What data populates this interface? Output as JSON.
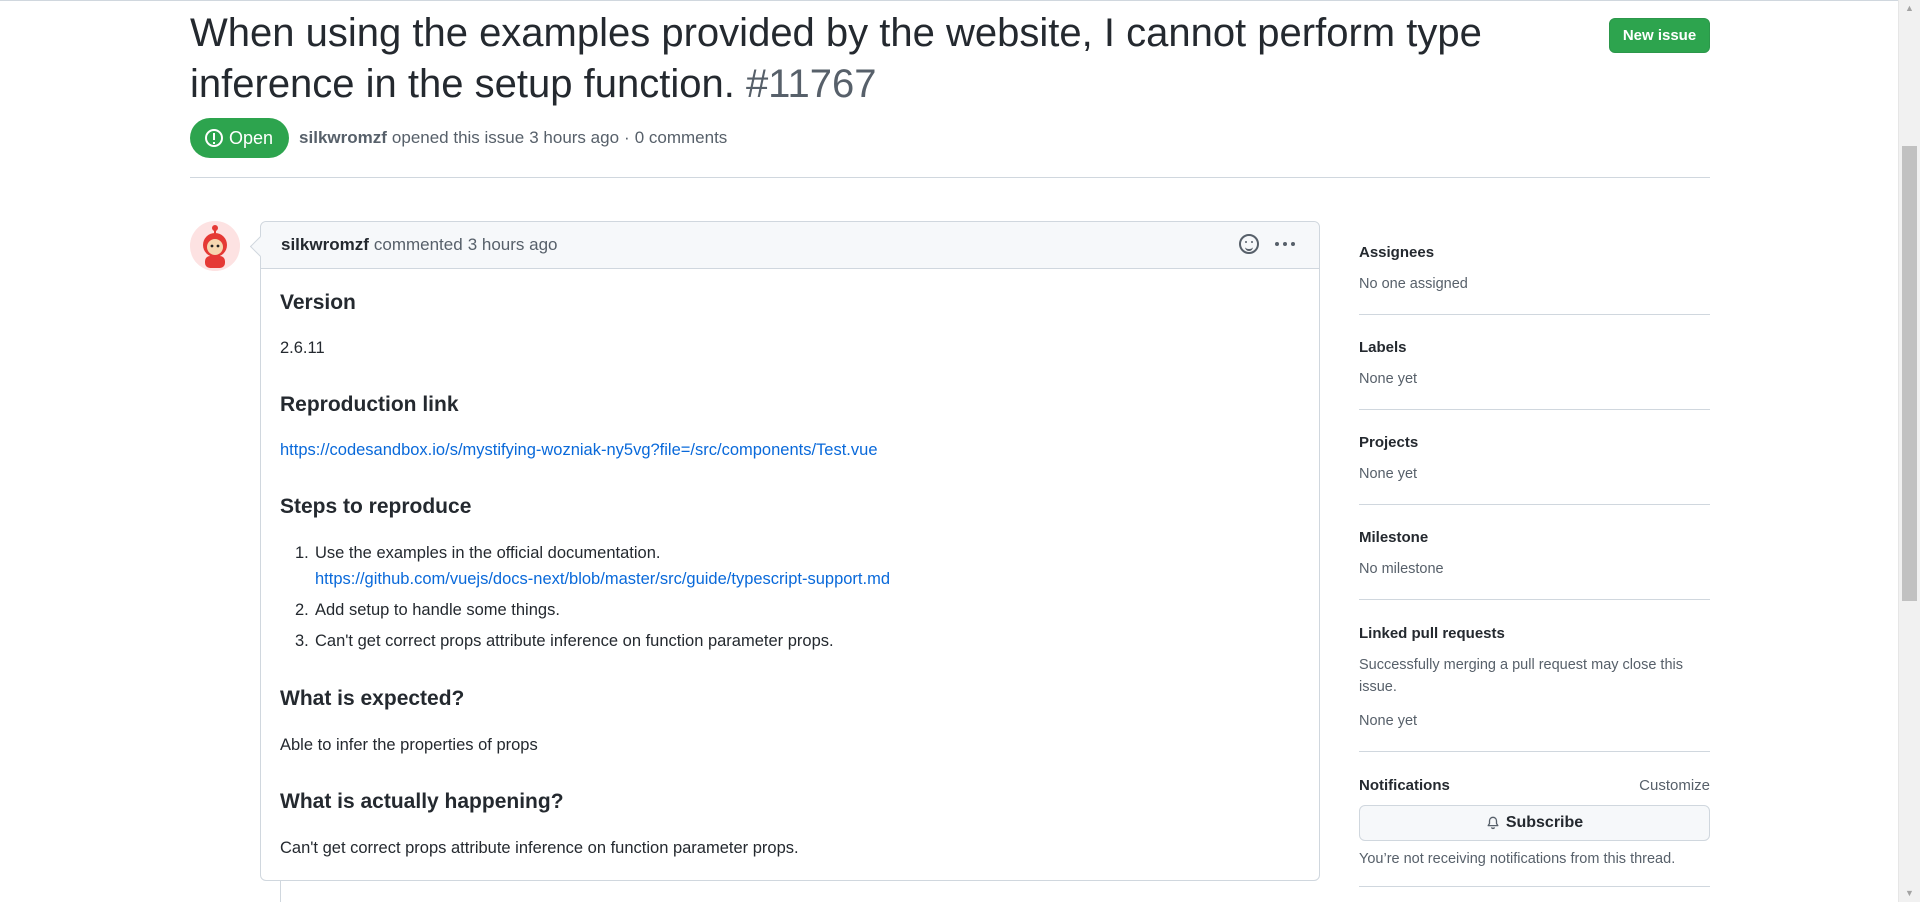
{
  "issue": {
    "title": "When using the examples provided by the website, I cannot perform type inference in the setup function.",
    "number": "#11767",
    "new_issue_label": "New issue",
    "state_label": "Open",
    "author": "silkwromzf",
    "opened_text": "opened this issue",
    "opened_time": "3 hours ago",
    "separator": "·",
    "comments_count": "0 comments"
  },
  "comment": {
    "author": "silkwromzf",
    "action": "commented",
    "time": "3 hours ago",
    "sections": {
      "version_heading": "Version",
      "version_value": "2.6.11",
      "repro_heading": "Reproduction link",
      "repro_link": "https://codesandbox.io/s/mystifying-wozniak-ny5vg?file=/src/components/Test.vue",
      "steps_heading": "Steps to reproduce",
      "steps": [
        {
          "num": "1.",
          "text": "Use the examples in the official documentation."
        },
        {
          "num": "2.",
          "text": "Add setup to handle some things."
        },
        {
          "num": "3.",
          "text": "Can't get correct props attribute inference on function parameter props."
        }
      ],
      "step1_link": "https://github.com/vuejs/docs-next/blob/master/src/guide/typescript-support.md",
      "expected_heading": "What is expected?",
      "expected_text": "Able to infer the properties of props",
      "actual_heading": "What is actually happening?",
      "actual_text": "Can't get correct props attribute inference on function parameter props."
    }
  },
  "sidebar": {
    "assignees": {
      "heading": "Assignees",
      "value": "No one assigned"
    },
    "labels": {
      "heading": "Labels",
      "value": "None yet"
    },
    "projects": {
      "heading": "Projects",
      "value": "None yet"
    },
    "milestone": {
      "heading": "Milestone",
      "value": "No milestone"
    },
    "linked_prs": {
      "heading": "Linked pull requests",
      "description": "Successfully merging a pull request may close this issue.",
      "value": "None yet"
    },
    "notifications": {
      "heading": "Notifications",
      "customize_label": "Customize",
      "subscribe_label": "Subscribe",
      "status_text": "You’re not receiving notifications from this thread."
    }
  },
  "icons": {
    "state": "issue-opened-icon",
    "reaction": "smiley-icon",
    "more": "kebab-horizontal-icon",
    "subscribe": "bell-icon"
  },
  "colors": {
    "open_green": "#2da44e",
    "link_blue": "#0969da",
    "muted": "#57606a",
    "border": "#d0d7de"
  }
}
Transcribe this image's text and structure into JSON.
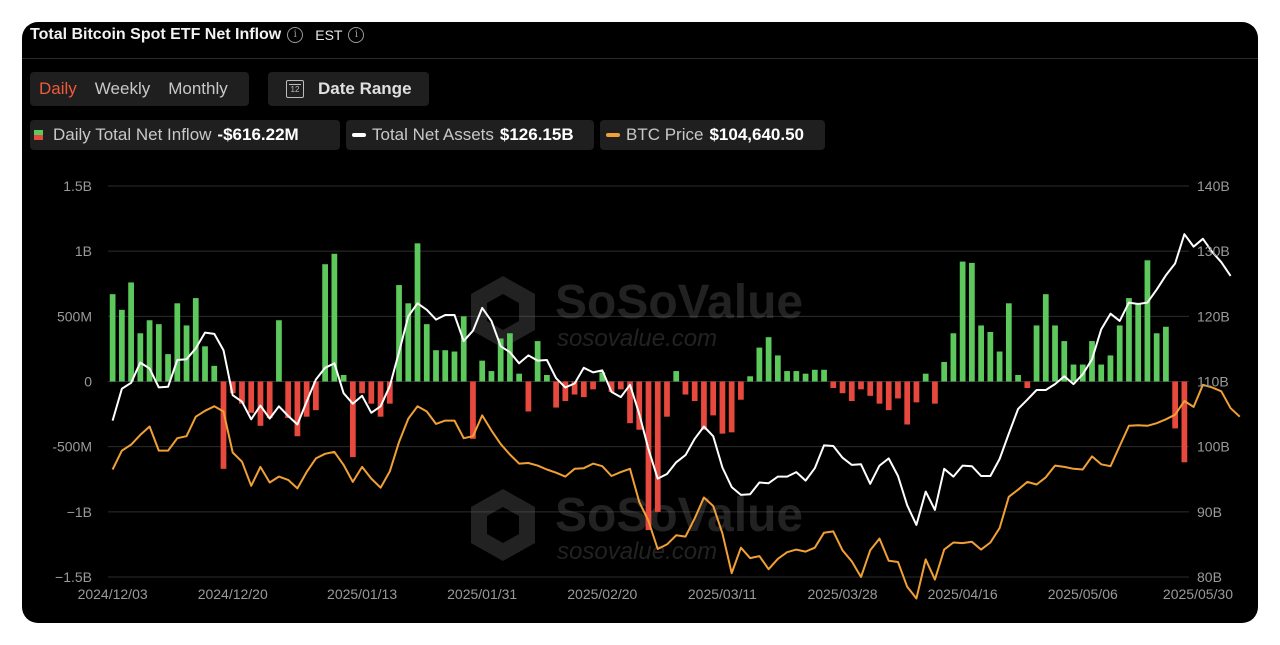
{
  "header": {
    "title": "Total Bitcoin Spot ETF Net Inflow",
    "timezone": "EST"
  },
  "tabs": [
    {
      "label": "Daily",
      "active": true
    },
    {
      "label": "Weekly",
      "active": false
    },
    {
      "label": "Monthly",
      "active": false
    }
  ],
  "date_range": {
    "label": "Date Range",
    "icon": "calendar-icon",
    "icon_text": "12"
  },
  "legend": [
    {
      "label": "Daily Total Net Inflow",
      "value": "-$616.22M",
      "color_pos": "#5dc95d",
      "color_neg": "#e8493e"
    },
    {
      "label": "Total Net Assets",
      "value": "$126.15B",
      "color": "#ffffff"
    },
    {
      "label": "BTC Price",
      "value": "$104,640.50",
      "color": "#f0a035"
    }
  ],
  "watermark": {
    "brand": "SoSoValue",
    "url": "sosovalue.com"
  },
  "colors": {
    "positive": "#5dc95d",
    "negative": "#e8493e",
    "assets": "#ffffff",
    "price": "#f0a035",
    "grid": "#2c2c2c",
    "axis_text": "#9a9a9a"
  },
  "chart_data": {
    "type": "bar",
    "y_left": {
      "range": [
        -1.5,
        1.5
      ],
      "unit": "B",
      "tick_labels": [
        "1.5B",
        "1B",
        "500M",
        "0",
        "-500M",
        "−1B",
        "−1.5B"
      ]
    },
    "y_right": {
      "range": [
        80,
        140
      ],
      "unit": "B",
      "tick_labels": [
        "140B",
        "130B",
        "120B",
        "110B",
        "100B",
        "90B",
        "80B"
      ]
    },
    "x_tick_labels": [
      "2024/12/03",
      "2024/12/20",
      "2025/01/13",
      "2025/01/31",
      "2025/02/20",
      "2025/03/11",
      "2025/03/28",
      "2025/04/16",
      "2025/05/06",
      "2025/05/30"
    ],
    "x_tick_index": [
      0,
      13,
      27,
      40,
      53,
      66,
      79,
      92,
      105,
      123
    ],
    "grid": true,
    "series": [
      {
        "name": "Daily Total Net Inflow",
        "type": "bar",
        "axis": "left",
        "values": [
          0.67,
          0.55,
          0.76,
          0.37,
          0.47,
          0.44,
          0.21,
          0.6,
          0.43,
          0.64,
          0.27,
          0.12,
          -0.67,
          -0.09,
          -0.17,
          -0.24,
          -0.34,
          -0.28,
          0.47,
          -0.28,
          -0.42,
          -0.27,
          -0.22,
          0.9,
          0.98,
          0.05,
          -0.58,
          -0.09,
          -0.17,
          -0.27,
          -0.17,
          0.74,
          0.6,
          1.06,
          0.44,
          0.24,
          0.24,
          0.23,
          0.5,
          -0.44,
          0.16,
          0.08,
          0.33,
          0.37,
          0.06,
          -0.23,
          0.31,
          0.05,
          -0.2,
          -0.15,
          -0.1,
          -0.12,
          -0.06,
          0.07,
          -0.08,
          -0.06,
          -0.32,
          -0.37,
          -1.14,
          -1.0,
          -0.27,
          0.08,
          -0.1,
          -0.15,
          -0.37,
          -0.26,
          -0.4,
          -0.39,
          -0.14,
          0.04,
          0.26,
          0.34,
          0.2,
          0.08,
          0.08,
          0.06,
          0.09,
          0.09,
          -0.05,
          -0.09,
          -0.15,
          -0.06,
          -0.11,
          -0.17,
          -0.22,
          -0.13,
          -0.33,
          -0.16,
          0.06,
          -0.17,
          0.15,
          0.37,
          0.92,
          0.91,
          0.43,
          0.38,
          0.23,
          0.6,
          0.05,
          -0.05,
          0.43,
          0.67,
          0.43,
          0.31,
          0.13,
          0.13,
          0.31,
          0.13,
          0.2,
          0.43,
          0.64,
          0.6,
          0.93,
          0.37,
          0.42,
          -0.36,
          -0.62
        ]
      },
      {
        "name": "Total Net Assets",
        "type": "line",
        "axis": "right",
        "values": [
          104,
          108.9,
          109.8,
          112.9,
          112,
          109.1,
          109.2,
          113.3,
          113.4,
          115.1,
          117.5,
          117.3,
          114.8,
          107.9,
          106.9,
          104.2,
          106.3,
          104.3,
          106.2,
          104.7,
          103.4,
          106.9,
          110.3,
          112.1,
          112.8,
          108.2,
          106.6,
          107.8,
          105.2,
          106.2,
          109.3,
          114.5,
          120,
          122,
          121,
          119.5,
          120.2,
          120.2,
          116.2,
          117.8,
          121.3,
          119.3,
          115.4,
          114.5,
          112.8,
          114,
          113.2,
          113.3,
          110.5,
          109.1,
          109.7,
          112.1,
          111.4,
          111.7,
          108.4,
          107.6,
          109.5,
          105,
          99.6,
          95.1,
          95.8,
          97.6,
          98.7,
          101.2,
          103.1,
          101.6,
          96.8,
          93.8,
          92.6,
          92.7,
          94.5,
          94.4,
          95.4,
          95.4,
          96.1,
          94.8,
          96.7,
          100.2,
          100.1,
          98.3,
          97.2,
          97.3,
          94.3,
          97.1,
          98.2,
          95.5,
          91,
          88,
          93.1,
          90.3,
          96.6,
          95.4,
          97.1,
          97,
          95.5,
          95.5,
          98.1,
          102,
          105.8,
          107.2,
          108.7,
          108.7,
          109.6,
          110.8,
          109.6,
          111.1,
          113.4,
          118,
          120.4,
          119.3,
          122.1,
          121.9,
          122.1,
          124.1,
          126.3,
          128.1,
          132.6,
          130.7,
          131.9,
          129.9,
          128.3,
          126.2
        ]
      },
      {
        "name": "BTC Price",
        "type": "line",
        "axis": "right",
        "values": [
          96.5,
          99.4,
          100.3,
          101.8,
          103.1,
          99.4,
          99.4,
          101.3,
          101.6,
          104.6,
          105.5,
          106.2,
          105.4,
          99.1,
          97.7,
          94,
          96.9,
          94.5,
          95.4,
          94.9,
          93.6,
          96.1,
          98.2,
          98.9,
          99.2,
          97.2,
          94.6,
          96.9,
          95.1,
          93.7,
          96.2,
          100.7,
          104.3,
          106.2,
          105.4,
          103.5,
          104,
          104,
          101.3,
          101.6,
          104.8,
          102.5,
          100.4,
          98.8,
          97.4,
          97.5,
          97.1,
          96.5,
          96,
          95.4,
          96.6,
          96.7,
          97.4,
          97,
          95.5,
          96.1,
          96.6,
          91.5,
          88.6,
          84.3,
          85,
          86.4,
          86.2,
          89,
          92.2,
          90.9,
          86.7,
          80.6,
          84.5,
          82.9,
          83.2,
          81.2,
          82.8,
          83.8,
          84.2,
          83.9,
          84.5,
          86.8,
          87,
          84.1,
          82.4,
          80,
          84.1,
          85.9,
          82.5,
          82.3,
          78.5,
          76.7,
          82.7,
          79.6,
          84.2,
          85.3,
          85.2,
          85.4,
          84.2,
          85.3,
          87.5,
          92.3,
          93.4,
          94.6,
          94.2,
          95.3,
          97.1,
          96.9,
          96.6,
          96.5,
          98.5,
          97.3,
          97,
          100.1,
          103.2,
          103.3,
          103.2,
          103.6,
          104.2,
          104.9,
          107,
          106.1,
          109.5,
          109.1,
          108.5,
          105.9,
          104.6
        ]
      }
    ]
  }
}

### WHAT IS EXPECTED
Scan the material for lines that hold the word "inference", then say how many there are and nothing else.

### WORKED SOLUTION
3